The sun can be the strongest between 12pm to 2pm, so if you are outside, make sure you’re covered up and wearing sun cream. It is important to know your skin type as this will determine the level of sun exposure your skin is capable of handling before burning. The Fitzpatrick skin test is a great way to know how much sun cream you should be applying and what precautions you should take in the sun. When buying sun cream, you should choose one with factor 30 or above with Ultraviolet B (UVB) protection and no less than four stars for Ultraviolet A (UVA) protection. When travelling, bring water with you to prevent overheating and the risk of sun stroke.
Applying sun cream two to three times a day if you are exposed is key to being safe in the sun. If you’re swimming, reapply after coming out of the water as it may wear off. If you plan to be out in the sun for a long amount of time, apply sun cream 30 minutes before leaving and again right before going out.
6 Check for changes
Once the sun comes out, Britons tend to increase the amount of skin exposed which in turn means moles or abnormalities you usually cover up become much more exposed. Recent research by Bupa Health Clinics revealed that only 14% of the population regularly check their moles to see if they’ve changed.
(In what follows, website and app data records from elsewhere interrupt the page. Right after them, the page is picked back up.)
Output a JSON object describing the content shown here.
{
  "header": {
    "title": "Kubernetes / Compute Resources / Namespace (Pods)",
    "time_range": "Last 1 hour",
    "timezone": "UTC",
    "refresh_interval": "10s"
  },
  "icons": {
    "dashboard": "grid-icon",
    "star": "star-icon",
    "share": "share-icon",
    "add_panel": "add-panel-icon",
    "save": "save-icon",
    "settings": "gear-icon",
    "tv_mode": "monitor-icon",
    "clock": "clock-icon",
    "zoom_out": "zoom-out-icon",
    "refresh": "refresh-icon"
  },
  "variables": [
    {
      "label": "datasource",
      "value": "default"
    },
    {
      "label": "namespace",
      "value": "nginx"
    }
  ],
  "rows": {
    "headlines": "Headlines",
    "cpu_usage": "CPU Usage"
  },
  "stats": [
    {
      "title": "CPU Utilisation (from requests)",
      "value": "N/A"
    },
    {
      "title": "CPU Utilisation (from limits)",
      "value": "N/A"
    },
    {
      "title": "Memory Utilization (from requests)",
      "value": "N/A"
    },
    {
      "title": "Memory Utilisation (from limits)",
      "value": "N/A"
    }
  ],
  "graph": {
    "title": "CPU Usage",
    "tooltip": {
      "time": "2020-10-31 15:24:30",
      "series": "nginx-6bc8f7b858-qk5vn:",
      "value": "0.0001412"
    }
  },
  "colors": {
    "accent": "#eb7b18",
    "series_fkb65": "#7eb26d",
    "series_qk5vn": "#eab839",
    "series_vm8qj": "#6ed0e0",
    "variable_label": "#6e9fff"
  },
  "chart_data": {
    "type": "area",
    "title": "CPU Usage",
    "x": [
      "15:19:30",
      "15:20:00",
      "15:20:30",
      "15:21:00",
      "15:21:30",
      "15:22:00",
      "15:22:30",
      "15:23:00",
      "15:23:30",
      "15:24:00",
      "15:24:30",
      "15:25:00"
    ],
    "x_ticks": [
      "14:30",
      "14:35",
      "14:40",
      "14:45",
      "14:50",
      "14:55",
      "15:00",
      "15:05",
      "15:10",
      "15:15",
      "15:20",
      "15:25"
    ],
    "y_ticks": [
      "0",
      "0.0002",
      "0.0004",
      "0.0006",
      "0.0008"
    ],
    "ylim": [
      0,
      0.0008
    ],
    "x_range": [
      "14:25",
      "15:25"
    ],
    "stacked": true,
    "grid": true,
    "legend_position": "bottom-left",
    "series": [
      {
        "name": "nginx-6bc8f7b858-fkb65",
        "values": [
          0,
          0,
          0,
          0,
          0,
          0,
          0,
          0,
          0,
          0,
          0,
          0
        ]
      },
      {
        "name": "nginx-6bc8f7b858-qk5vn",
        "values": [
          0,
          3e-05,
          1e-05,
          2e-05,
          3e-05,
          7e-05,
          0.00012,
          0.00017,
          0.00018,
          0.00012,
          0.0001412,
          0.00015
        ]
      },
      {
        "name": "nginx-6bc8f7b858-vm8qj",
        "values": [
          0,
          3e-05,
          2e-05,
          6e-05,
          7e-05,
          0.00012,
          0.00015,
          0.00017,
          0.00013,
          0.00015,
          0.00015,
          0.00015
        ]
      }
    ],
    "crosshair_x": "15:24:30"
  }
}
Even worse, only 23% of people have seen a GP or dermatologist immediately when they have noticed a change.
TIP: Know what to look out for
If you have fair hair and skin, use sun beds, have lots of moles, or have had melanoma before, your chances of developing skin cancer are higher than those who don’t.
It is hard to notice changes to moles on ourselves so a good way keep track of this is to ask a partner or family member to keep an eye on them regularly. Taking pictures with a ruler or tape measurer beside the mole can help. A useful guide to checking differences is to use the ABCDE rule – asymmetry, border, colour, diameter and evolution.
If you are concerned and want to get a mole checked out, visit your GP. Bupa Health Clinics across the country offer mole checks which are led by dermatologist consultants. The moles are thoroughly screened and they will share advice on what to look out for in the future.
Bupa offers pay-as-you-go GP appointments and a range of health assessments that give the body a full MOT, looking at a variety of factors including heart health, fitness, weight, musculoskeletal, blood sugar, cholesterol levels and more.